## Element data from apps and pages
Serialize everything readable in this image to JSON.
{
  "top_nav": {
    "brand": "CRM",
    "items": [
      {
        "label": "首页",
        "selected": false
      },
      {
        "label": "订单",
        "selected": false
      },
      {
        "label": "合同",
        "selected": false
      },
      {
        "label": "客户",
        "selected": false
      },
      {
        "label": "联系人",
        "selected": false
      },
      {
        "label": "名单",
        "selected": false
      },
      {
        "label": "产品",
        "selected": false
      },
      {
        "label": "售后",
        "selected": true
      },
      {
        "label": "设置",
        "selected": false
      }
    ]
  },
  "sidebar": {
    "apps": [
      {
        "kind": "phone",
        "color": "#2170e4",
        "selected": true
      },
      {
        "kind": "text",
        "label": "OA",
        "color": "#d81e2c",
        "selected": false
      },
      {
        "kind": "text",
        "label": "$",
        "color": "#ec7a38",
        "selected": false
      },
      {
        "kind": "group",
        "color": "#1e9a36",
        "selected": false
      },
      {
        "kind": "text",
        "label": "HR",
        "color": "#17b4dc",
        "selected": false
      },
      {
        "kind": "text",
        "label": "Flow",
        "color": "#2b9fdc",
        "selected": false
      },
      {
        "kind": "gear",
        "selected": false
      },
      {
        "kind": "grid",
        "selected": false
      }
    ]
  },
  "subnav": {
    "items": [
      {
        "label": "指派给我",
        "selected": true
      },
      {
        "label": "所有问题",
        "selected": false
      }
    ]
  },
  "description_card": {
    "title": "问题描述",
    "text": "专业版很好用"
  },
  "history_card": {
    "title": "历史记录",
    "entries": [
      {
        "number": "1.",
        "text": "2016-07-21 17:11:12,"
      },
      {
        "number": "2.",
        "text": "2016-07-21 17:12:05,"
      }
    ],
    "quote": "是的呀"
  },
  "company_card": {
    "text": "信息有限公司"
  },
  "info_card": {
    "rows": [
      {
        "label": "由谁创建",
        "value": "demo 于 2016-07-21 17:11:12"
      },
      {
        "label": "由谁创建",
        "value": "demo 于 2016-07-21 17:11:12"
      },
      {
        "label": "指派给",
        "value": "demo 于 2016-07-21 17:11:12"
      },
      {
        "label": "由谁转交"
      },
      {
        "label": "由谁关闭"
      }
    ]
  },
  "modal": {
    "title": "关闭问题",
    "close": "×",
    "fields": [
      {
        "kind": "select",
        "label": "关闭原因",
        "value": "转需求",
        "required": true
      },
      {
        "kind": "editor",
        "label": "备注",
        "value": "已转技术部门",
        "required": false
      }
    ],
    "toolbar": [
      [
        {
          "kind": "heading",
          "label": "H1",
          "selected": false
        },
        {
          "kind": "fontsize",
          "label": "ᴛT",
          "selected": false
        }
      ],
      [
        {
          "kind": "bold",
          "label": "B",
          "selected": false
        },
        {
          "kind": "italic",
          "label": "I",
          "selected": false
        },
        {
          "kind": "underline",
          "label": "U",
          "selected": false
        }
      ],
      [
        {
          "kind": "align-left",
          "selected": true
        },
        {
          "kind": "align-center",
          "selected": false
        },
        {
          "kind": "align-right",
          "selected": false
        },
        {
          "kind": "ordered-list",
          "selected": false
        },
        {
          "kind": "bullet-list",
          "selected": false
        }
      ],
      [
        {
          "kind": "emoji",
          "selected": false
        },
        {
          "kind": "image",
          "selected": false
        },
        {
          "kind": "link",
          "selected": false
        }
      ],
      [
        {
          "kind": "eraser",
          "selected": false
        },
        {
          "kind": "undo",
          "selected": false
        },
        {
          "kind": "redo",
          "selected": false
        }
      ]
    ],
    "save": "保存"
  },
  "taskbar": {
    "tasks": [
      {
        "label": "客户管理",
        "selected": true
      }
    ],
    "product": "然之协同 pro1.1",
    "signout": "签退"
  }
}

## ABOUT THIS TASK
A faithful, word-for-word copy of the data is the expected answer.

## EXERCISE ANSWER
Serialize everything readable in this image to JSON.
{
  "top_nav": {
    "brand": "CRM",
    "items": [
      {
        "label": "首页",
        "selected": false
      },
      {
        "label": "订单",
        "selected": false
      },
      {
        "label": "合同",
        "selected": false
      },
      {
        "label": "客户",
        "selected": false
      },
      {
        "label": "联系人",
        "selected": false
      },
      {
        "label": "名单",
        "selected": false
      },
      {
        "label": "产品",
        "selected": false
      },
      {
        "label": "售后",
        "selected": true
      },
      {
        "label": "设置",
        "selected": false
      }
    ]
  },
  "sidebar": {
    "apps": [
      {
        "kind": "phone",
        "color": "#2170e4",
        "selected": true
      },
      {
        "kind": "text",
        "label": "OA",
        "color": "#d81e2c",
        "selected": false
      },
      {
        "kind": "text",
        "label": "$",
        "color": "#ec7a38",
        "selected": false
      },
      {
        "kind": "group",
        "color": "#1e9a36",
        "selected": false
      },
      {
        "kind": "text",
        "label": "HR",
        "color": "#17b4dc",
        "selected": false
      },
      {
        "kind": "text",
        "label": "Flow",
        "color": "#2b9fdc",
        "selected": false
      },
      {
        "kind": "gear",
        "selected": false
      },
      {
        "kind": "grid",
        "selected": false
      }
    ]
  },
  "subnav": {
    "items": [
      {
        "label": "指派给我",
        "selected": true
      },
      {
        "label": "所有问题",
        "selected": false
      }
    ]
  },
  "description_card": {
    "title": "问题描述",
    "text": "专业版很好用"
  },
  "history_card": {
    "title": "历史记录",
    "entries": [
      {
        "number": "1.",
        "text": "2016-07-21 17:11:12,"
      },
      {
        "number": "2.",
        "text": "2016-07-21 17:12:05,"
      }
    ],
    "quote": "是的呀"
  },
  "company_card": {
    "text": "信息有限公司"
  },
  "info_card": {
    "rows": [
      {
        "label": "由谁创建",
        "value": "demo 于 2016-07-21 17:11:12"
      },
      {
        "label": "由谁创建",
        "value": "demo 于 2016-07-21 17:11:12"
      },
      {
        "label": "指派给",
        "value": "demo 于 2016-07-21 17:11:12"
      },
      {
        "label": "由谁转交"
      },
      {
        "label": "由谁关闭"
      }
    ]
  },
  "modal": {
    "title": "关闭问题",
    "close": "×",
    "fields": [
      {
        "kind": "select",
        "label": "关闭原因",
        "value": "转需求",
        "required": true
      },
      {
        "kind": "editor",
        "label": "备注",
        "value": "已转技术部门",
        "required": false
      }
    ],
    "toolbar": [
      [
        {
          "kind": "heading",
          "label": "H1",
          "selected": false
        },
        {
          "kind": "fontsize",
          "label": "ᴛT",
          "selected": false
        }
      ],
      [
        {
          "kind": "bold",
          "label": "B",
          "selected": false
        },
        {
          "kind": "italic",
          "label": "I",
          "selected": false
        },
        {
          "kind": "underline",
          "label": "U",
          "selected": false
        }
      ],
      [
        {
          "kind": "align-left",
          "selected": true
        },
        {
          "kind": "align-center",
          "selected": false
        },
        {
          "kind": "align-right",
          "selected": false
        },
        {
          "kind": "ordered-list",
          "selected": false
        },
        {
          "kind": "bullet-list",
          "selected": false
        }
      ],
      [
        {
          "kind": "emoji",
          "selected": false
        },
        {
          "kind": "image",
          "selected": false
        },
        {
          "kind": "link",
          "selected": false
        }
      ],
      [
        {
          "kind": "eraser",
          "selected": false
        },
        {
          "kind": "undo",
          "selected": false
        },
        {
          "kind": "redo",
          "selected": false
        }
      ]
    ],
    "save": "保存"
  },
  "taskbar": {
    "tasks": [
      {
        "label": "客户管理",
        "selected": true
      }
    ],
    "product": "然之协同 pro1.1",
    "signout": "签退"
  }
}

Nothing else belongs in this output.